In addition to vertiports, it will also be necessary to develop an integrated air traffic management system capable of dealing with manned and unmanned flights. Development of this system could greatly benefit from AI integrations, which would enhance the real-time data processing needed to manage mixed-use airspace.

Regulations and framework development
Standards are already in place in the UK to govern the development and operations of eVTOL-enabled air-mobility. The CAA has adopted certification standards known as Special Conditions-VTOL (SC-VTOL) for the certification of eVTOL aircraft. These standards, also used by the European Aviation Safety Agency (EASA), aim to ensure high safety levels for both the operation and manufacturing of eVTOL aircraft within the UK.
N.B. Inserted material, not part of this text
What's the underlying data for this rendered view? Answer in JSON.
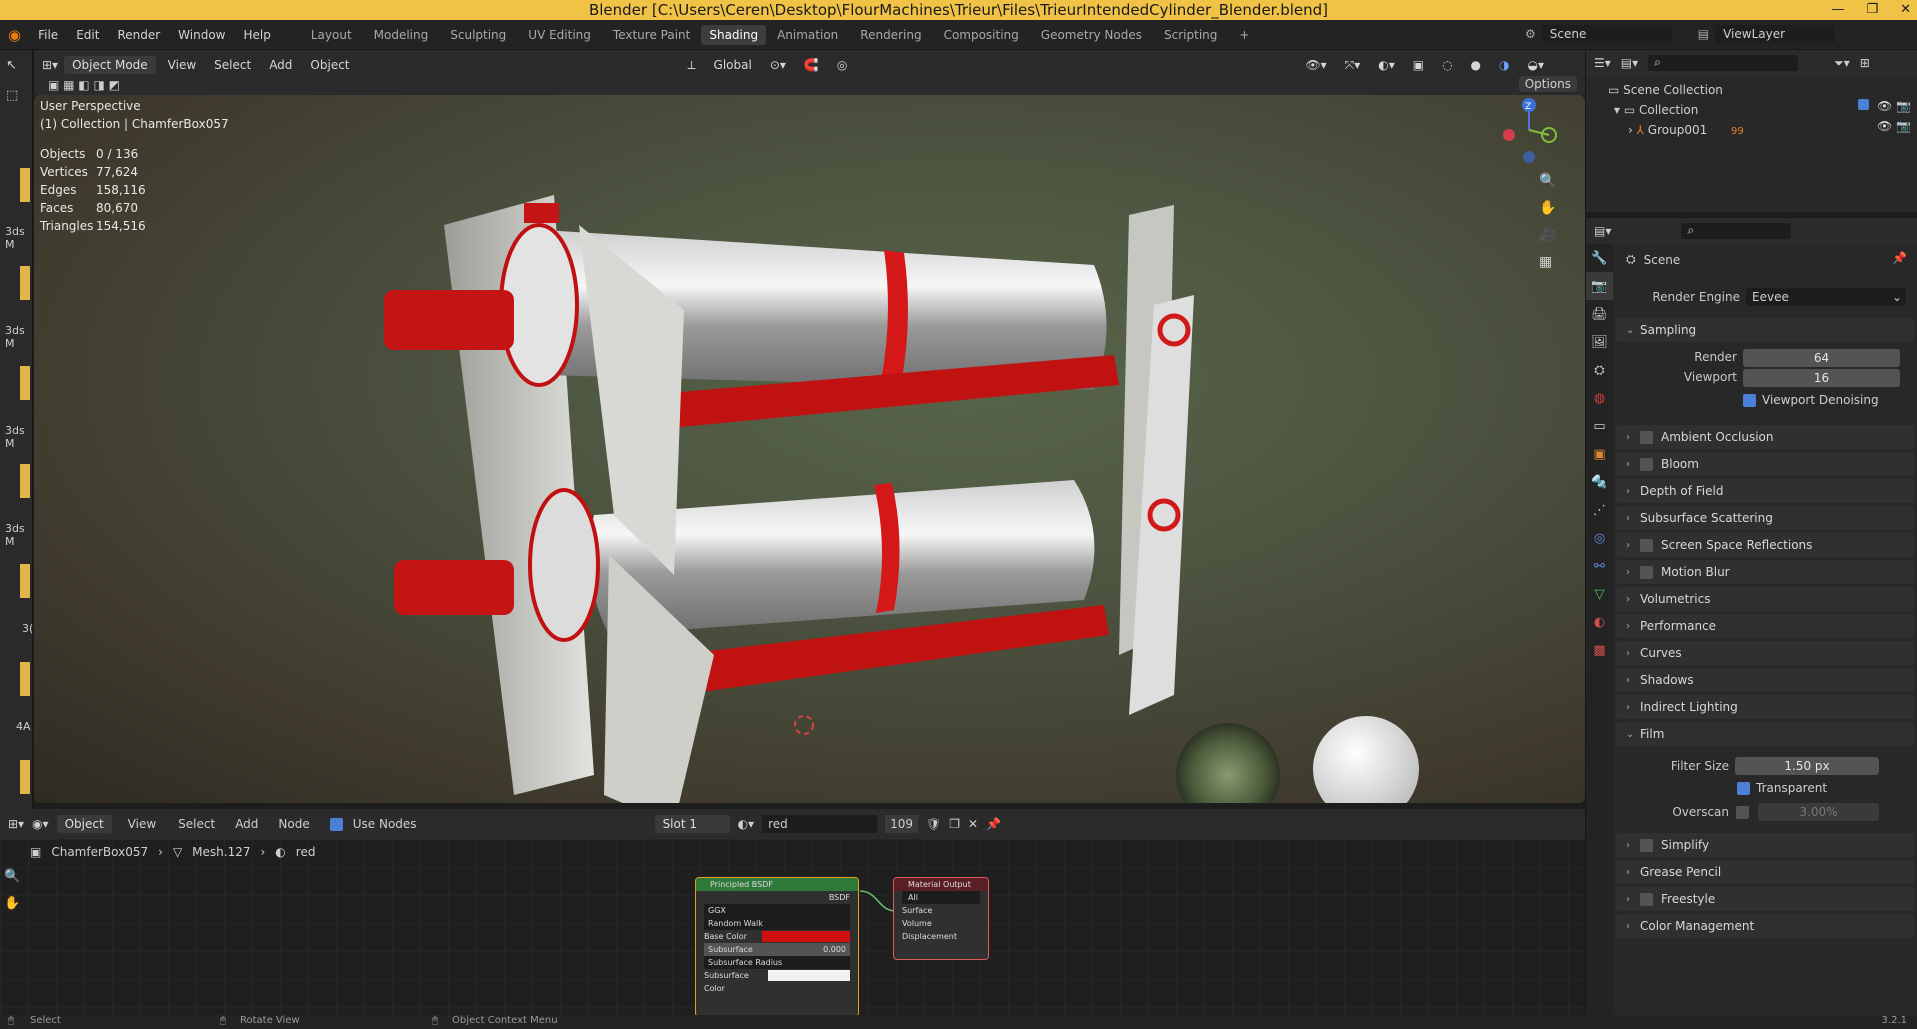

The CAA also published a document outlining the regulatory framework for UAS under UK Regulation. This classifies UAS into categories with distinct safety, identification and operational requirements. It also outlines specific duties for manufacturers, importers and distributors to ensure market compliance and high safety standards.

Skills development and industry impact
Although scaling up aerospace operations requires advanced technologies like AI and investment in infrastructure, it also requires a new wave of skilled professionals.

Training and education programmes will need to evolve to include engineering, aviation technology, cybersecurity and data analysis courses tailored to this industry. Developing these skills is not just about staffing the industry - it is about fostering innovation and maintaining the UK’s competitive edge in the global market.

The Future of Flight Action Plan predicts that if UAS and eVTOL systems are adopted at scale, they could contribute up to £45 billion to the UK economy by 2030 through productivity benefits and cost savings across various sectors from agriculture to energy to public services. Additionally, the socioeconomic benefits of advanced air mobility could range between £1 billion and £2 billion annually by 2040, including reductions in costs.

Air taxis and drones might not be the flying cars people dreamt about in the 1950s but by harnessing the latest technology, building new infrastructure and upskilling the workforce, we could achieve the lofty goals set out in the Future of Flight Action plan – and look up at a sky buzzing with drone deliveries and air-taxis very soon.

Advertisement
TT Electronics LB TT Electronics LB
Bringing innovation to life

Features

Bringing innovation to life

10 May 2024

Paul Adams, Director and aerospace and defence sector specialist at management consultancy Vendigital, defines the risks and challenges involved in taking innovative aerospace and defence products to market.

The rise of low-carbon aircraft

Features

The rise of low-carbon aircraft

24 April 2024

Stephen Gifford, Chief Economist at the Faraday Institution, examines the potential of three technologies being developed for future low-carbon aviation.

Prioritising sovereign capability

Features

Prioritising sovereign capability

17 April 2024

Martin Rowse, Campaign Director, Airbus Defence and Space, looks at why reinforcing the UK's security requires the prioritisation of sovereign capability across the country's defence and space sectors.

Insider threats: the risks employees can pose

Features

Insider threats: the risks employees can pose

8 April 2024

With insider threats on the increase, Noah Price, G4S Academy International Director, explains the risks and threats employees can pose to your organisation and how to prevent them.

Advertisement
ODU RT 2
Securing environmental licensing and sustainable data for spaceport operations

Features

Securing environmental licensing and sustainable data for spaceport operations

2 April 2024

Ruth Fain, head of advisory for ITPEnergised, who has worked with SaxaVord Spaceport, launch operators, local authorities and the CAA on environmental consent for UK spaceflight activities, outlines recommendations for future-proofing ongoing data collection for space operator activities in the UK.

Securing military connectivity in contested environments

Features

Securing military connectivity in contested environments

14 March 2024

Tristan Wood, founder of Livewire Digital, explores the power of hybrid networking and how it can underpin robust wide area networks across all arms and services, from land, sea and air.

Advertisement
ODU RT